Instructions to follow
Only the lines from the one containing "Serialize everything readable" through the end of the entries should be repeated, exactly as they appear, first and last included.

=-=-=

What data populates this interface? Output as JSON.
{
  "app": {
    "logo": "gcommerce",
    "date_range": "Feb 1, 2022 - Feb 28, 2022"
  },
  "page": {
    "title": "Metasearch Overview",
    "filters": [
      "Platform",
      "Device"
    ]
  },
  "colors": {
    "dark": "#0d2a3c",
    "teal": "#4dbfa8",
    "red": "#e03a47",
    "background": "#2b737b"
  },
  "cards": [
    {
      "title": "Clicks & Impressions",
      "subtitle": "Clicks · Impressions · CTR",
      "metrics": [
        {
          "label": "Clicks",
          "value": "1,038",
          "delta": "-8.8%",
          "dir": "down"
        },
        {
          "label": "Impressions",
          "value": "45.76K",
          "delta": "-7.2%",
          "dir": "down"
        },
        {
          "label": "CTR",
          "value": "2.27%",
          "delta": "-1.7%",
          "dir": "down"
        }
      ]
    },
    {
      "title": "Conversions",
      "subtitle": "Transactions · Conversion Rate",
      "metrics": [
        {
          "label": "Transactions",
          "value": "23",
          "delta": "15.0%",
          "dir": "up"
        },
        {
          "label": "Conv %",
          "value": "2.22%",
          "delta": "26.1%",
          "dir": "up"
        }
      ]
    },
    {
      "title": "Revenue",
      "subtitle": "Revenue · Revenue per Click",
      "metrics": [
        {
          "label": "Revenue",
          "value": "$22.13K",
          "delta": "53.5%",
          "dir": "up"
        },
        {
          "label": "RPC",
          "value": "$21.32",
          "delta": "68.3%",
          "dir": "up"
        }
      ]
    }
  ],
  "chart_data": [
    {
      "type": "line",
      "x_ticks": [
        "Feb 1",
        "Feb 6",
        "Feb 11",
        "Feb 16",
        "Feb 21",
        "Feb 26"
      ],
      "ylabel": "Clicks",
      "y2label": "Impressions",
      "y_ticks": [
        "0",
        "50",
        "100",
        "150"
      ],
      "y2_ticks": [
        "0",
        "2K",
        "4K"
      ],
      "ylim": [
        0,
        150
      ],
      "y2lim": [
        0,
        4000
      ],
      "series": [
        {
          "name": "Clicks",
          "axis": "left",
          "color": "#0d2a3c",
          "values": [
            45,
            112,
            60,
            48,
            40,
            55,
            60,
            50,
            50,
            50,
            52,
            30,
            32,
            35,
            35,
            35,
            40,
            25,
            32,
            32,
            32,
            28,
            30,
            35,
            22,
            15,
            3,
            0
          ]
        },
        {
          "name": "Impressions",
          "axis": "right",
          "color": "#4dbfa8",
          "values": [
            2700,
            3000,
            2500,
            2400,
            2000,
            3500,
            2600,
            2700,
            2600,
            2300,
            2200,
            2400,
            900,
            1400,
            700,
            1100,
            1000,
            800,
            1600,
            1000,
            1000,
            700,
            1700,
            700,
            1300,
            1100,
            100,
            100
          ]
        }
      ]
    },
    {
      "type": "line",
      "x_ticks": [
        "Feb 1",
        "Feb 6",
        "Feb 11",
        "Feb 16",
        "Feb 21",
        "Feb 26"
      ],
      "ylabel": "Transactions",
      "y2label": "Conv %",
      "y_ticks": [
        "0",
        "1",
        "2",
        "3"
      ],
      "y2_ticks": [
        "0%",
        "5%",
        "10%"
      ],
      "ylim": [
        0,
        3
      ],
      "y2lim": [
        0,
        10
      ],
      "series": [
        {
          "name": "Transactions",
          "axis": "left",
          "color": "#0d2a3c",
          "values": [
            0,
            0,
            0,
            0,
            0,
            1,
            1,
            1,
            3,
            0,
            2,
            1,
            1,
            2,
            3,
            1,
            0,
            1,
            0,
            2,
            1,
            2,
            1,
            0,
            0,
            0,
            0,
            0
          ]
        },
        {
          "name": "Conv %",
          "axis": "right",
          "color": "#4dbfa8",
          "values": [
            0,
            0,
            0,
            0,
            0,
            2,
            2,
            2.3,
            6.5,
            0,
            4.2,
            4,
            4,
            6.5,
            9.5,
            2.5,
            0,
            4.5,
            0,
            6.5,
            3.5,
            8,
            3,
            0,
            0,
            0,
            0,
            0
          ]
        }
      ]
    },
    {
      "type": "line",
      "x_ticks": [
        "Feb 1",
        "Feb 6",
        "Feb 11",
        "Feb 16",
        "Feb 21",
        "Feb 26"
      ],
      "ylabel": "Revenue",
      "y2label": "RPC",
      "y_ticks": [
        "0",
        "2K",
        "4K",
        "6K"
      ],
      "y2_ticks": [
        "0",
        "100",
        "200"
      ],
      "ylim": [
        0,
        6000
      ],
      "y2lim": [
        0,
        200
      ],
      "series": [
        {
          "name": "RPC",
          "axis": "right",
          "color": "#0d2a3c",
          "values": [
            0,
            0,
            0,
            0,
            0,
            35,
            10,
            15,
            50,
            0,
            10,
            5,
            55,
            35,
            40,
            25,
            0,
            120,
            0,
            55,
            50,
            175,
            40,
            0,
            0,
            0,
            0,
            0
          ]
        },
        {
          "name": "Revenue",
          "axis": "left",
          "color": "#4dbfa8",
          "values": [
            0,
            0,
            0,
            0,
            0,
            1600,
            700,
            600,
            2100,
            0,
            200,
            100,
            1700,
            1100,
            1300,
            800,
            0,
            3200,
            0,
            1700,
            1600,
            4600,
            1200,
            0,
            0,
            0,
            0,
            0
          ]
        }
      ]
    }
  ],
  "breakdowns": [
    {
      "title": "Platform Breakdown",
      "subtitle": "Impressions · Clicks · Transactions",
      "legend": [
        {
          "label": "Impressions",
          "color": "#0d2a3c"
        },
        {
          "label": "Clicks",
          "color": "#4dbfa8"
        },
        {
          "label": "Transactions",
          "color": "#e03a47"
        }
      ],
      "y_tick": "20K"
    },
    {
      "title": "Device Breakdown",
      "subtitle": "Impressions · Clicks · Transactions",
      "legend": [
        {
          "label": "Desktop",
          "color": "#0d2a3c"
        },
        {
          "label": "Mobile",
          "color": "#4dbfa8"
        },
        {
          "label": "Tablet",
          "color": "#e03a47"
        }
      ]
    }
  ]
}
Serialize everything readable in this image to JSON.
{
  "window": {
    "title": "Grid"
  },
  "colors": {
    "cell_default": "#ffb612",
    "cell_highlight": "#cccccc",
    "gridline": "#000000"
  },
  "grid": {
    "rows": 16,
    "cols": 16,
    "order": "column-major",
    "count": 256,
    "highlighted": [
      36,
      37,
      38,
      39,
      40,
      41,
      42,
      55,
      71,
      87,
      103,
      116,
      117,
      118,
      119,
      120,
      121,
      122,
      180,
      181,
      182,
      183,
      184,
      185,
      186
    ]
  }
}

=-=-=

Written response
Serialize everything readable in this image to JSON.
{
  "window": {
    "title": "Grid"
  },
  "colors": {
    "cell_default": "#ffb612",
    "cell_highlight": "#cccccc",
    "gridline": "#000000"
  },
  "grid": {
    "rows": 16,
    "cols": 16,
    "order": "column-major",
    "count": 256,
    "highlighted": [
      36,
      37,
      38,
      39,
      40,
      41,
      42,
      55,
      71,
      87,
      103,
      116,
      117,
      118,
      119,
      120,
      121,
      122,
      180,
      181,
      182,
      183,
      184,
      185,
      186
    ]
  }
}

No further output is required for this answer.